Wednesday, June 11, 2008

An Extravagance We Cannot Afford

If, as it has been observed, military generals are always preparing to fight the "last" war with outmoded technology and tactics that have been superceded by new conditions, can we say that those who govern Pensacola Beach now seem to be planning to fight for a type of tourist business that is rapidly disappearing with the changing times and economy?

Doubling the Bob Sikes Bridge toll to the equivalent of half a gallon of gas is not the problem. Building an $8 million to $10 million parking ramp in the center of Pensacola Beach is.

Beach businessman Bruce Ferris has it right when he told the News Journal's Kris Wernowsky, "The money could be utilized on a better shuttle system."

The best ECAT has been able to manage for access to Pensacola Beach is a miserably bare bones bus schedule that runs between the beach and downtown Pensacola only twice a day, six days a week. The scheduled times and stops are abysmal. You could move an artillery regiment faster -- and they'd probably have more fun while sight-seeing along the way.

Nothing but highways built for individual automobiles directly links Pensacola Beach to the airport; the I-10 corridor; East-West coastal highway 98; popular scenic, historic, museum, or recreational sites on the mainland; and all the other beach communities from Fort Walton to Perdido Key.

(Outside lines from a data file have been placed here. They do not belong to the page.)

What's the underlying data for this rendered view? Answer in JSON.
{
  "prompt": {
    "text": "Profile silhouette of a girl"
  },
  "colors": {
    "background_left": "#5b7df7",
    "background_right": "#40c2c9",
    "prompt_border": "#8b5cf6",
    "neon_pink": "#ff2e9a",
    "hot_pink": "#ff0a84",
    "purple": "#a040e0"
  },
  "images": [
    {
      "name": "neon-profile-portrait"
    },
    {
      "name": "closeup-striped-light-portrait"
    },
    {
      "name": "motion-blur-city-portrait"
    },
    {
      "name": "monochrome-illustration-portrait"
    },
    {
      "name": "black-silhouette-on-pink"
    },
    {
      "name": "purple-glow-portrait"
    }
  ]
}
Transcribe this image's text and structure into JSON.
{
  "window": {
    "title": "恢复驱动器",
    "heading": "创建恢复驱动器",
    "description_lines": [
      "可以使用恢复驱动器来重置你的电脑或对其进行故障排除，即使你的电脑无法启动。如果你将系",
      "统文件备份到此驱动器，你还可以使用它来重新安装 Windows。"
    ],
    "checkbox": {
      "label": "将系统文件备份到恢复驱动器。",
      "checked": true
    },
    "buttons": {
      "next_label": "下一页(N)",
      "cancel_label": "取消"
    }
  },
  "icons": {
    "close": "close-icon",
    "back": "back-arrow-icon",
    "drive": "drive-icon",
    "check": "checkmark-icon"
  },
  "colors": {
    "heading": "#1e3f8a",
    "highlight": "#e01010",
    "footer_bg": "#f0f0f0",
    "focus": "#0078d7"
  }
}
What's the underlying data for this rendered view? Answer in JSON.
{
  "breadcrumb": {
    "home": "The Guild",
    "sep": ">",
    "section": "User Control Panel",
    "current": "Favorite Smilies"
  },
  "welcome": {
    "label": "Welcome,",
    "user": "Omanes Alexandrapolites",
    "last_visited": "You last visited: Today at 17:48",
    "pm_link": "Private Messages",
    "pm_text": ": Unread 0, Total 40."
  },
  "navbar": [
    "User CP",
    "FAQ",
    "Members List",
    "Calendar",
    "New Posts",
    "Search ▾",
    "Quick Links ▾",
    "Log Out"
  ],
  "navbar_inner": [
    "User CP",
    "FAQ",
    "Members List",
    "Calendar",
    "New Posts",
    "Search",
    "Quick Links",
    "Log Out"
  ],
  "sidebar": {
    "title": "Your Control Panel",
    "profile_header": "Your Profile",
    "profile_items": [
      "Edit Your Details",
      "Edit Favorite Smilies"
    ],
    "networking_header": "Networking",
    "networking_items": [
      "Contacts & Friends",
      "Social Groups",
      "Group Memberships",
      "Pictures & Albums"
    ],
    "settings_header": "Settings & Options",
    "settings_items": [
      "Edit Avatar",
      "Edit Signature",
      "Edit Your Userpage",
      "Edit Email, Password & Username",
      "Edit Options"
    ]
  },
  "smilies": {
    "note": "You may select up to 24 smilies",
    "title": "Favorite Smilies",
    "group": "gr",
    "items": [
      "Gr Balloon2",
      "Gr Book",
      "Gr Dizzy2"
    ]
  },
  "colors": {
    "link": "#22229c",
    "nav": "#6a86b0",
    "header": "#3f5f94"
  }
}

For once, how about meeting the future instead of lagging behind it? Rather than committing to build a multi-million parking lot as if we are still in the 1980s, the Santa Rosa Island Authority can lead the way in getting everyone together throughout the Greater Pensacola area; all the little fiefdoms from Perdido Key to Fort Walton Beach. Start planning now for an imaginative, convenient, and enjoyable area mass transit system that integrates and expands tourist (and local resident) travel options throughout the Northwest Florida coastal area.

Hundreds of other communities in the U.S. and around the world -- many of them with widely dispersed populations no bigger than ours -- are doing it with a mix of buses and trams, light rail cars, and a variety of other people-moving systems. You can be sure thousands more are planning to join them soon as we are compelled, at last, to wean ourselves from our oil addiction.

In four months, a $2 toll is going to look cheap when gas is selling for $7 a gallon. Only some "new" multi-million dollar parking ramp will seem like an extravagance that we cannot afford.

1 comment:

Anonymous said...

You don't get it. The engineering firms and bond lawyers who have a cozy relationship with the county don't make money off improving mass transit. They make money off building high monstrosities for gas guzzlers that pollute the air. Buses are for the poor suckers. Parking ramps make the rich businessmen richer.